by Wendy Strgar January 16, 2010
I have never been very good at defining boundaries in life. The resources of time and energy were never something that I measured in terms of my ability to give or not. I remember being shocked when an acquaintance once told me that they knew they could never have enough energy for more than one child. It was an internal conversation that never occurred to me until I had my fourth and last child. Even with four kids, my sense of what I could accomplish in a day rarely reflected a true sense of time.
Age has helped me become more realistic about what can really happen in a single day and how long it takes to for things to really get done. Building in time to be well, to be fed, to exercise is not really a luxury any more. Missing only a few days of attending to my own needs ends up costing more to my health, productivity and relationships than whatever I would have lost by taking care of them. I have witnessed this enough times to know it, yet I still find myself more frequently than I would like to admit in situations where I agree to give more than I have.
It is a maternal form of insanity where the needs of the child supersede the needs of the mother. All mothers have this built in to the biology of having children. But well after the survival mechanism of child rearing is over, I still frequently agree to things for my children’s good that are clearly outside my emotional or physical limits. It isn’t malicious, I actually do want to be that ever available support and encouraging witness to their development, I just often don’t know how to do it while considering my own needs.
I have been at it for a very long time. Years of juggling multiple sporting events, musical rehearsals, play dates and academic progress has earned me a better sense of reality about how one yes can eat up a whole weekend. Yet even with all my experience I am still stunned by the place where my automatic pilot, yes mom can get pushed just a half step too far and explode and degenerate into seething resentment. I still can’t quite see it coming, this breakdown of boundaries so complete which hinges so close to normalcy, but where I flail violently, trying to grab a breath.
I did it again today.
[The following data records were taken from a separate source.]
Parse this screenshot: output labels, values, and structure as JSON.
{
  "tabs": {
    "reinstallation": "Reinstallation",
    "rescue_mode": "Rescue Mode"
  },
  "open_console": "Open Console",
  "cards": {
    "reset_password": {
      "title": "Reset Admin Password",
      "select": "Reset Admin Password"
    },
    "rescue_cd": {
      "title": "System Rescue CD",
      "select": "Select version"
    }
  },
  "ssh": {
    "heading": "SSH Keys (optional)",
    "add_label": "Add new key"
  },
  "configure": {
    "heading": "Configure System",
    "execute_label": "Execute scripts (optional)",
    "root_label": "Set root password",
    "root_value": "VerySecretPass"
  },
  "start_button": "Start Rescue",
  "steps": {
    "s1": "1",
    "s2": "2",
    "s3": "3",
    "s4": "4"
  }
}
Gave up the lounging and hot water bottles that my monthly cycles would have enjoyed to drive several hours to see my son play in a tennis tournament. It was a beautiful re-entry for his game and I was happy and proud for him. But it was just one too many yes’s- agreeing to a friend joining us for dinner and dropping her 20 minutes out of the way when I could feel the break coming inside and watch the emotional overflow wash away all the positive feelings that the day had created. Just a few steps too far and the essence of the goodness is buried under the one last thing.
A good friend and well known psychic once told me that “Boundaries are how we love ourselves.” They are also the foundation for keeping relationships positive and true. I am still learning how.
by Wendy Strgar October 25, 2018
“It is only with the heart that one can see rightly; what is essential is invisible to the eye.” –Antoine de Saint-Exupery
We believe we are making it better by shielding ourselves from our own pain. This is a fool’s errand, for the pain we refuse to feel and acknowledge doesn’t dissipate from our lacking attention, but rather collects in our heart center with a weightiness that we often cannot name or discern. So fearful are we, of the potential of a broken heart, that we inadvertently refuse to open our hearts at all.
by Wendy Strgar September 13, 2018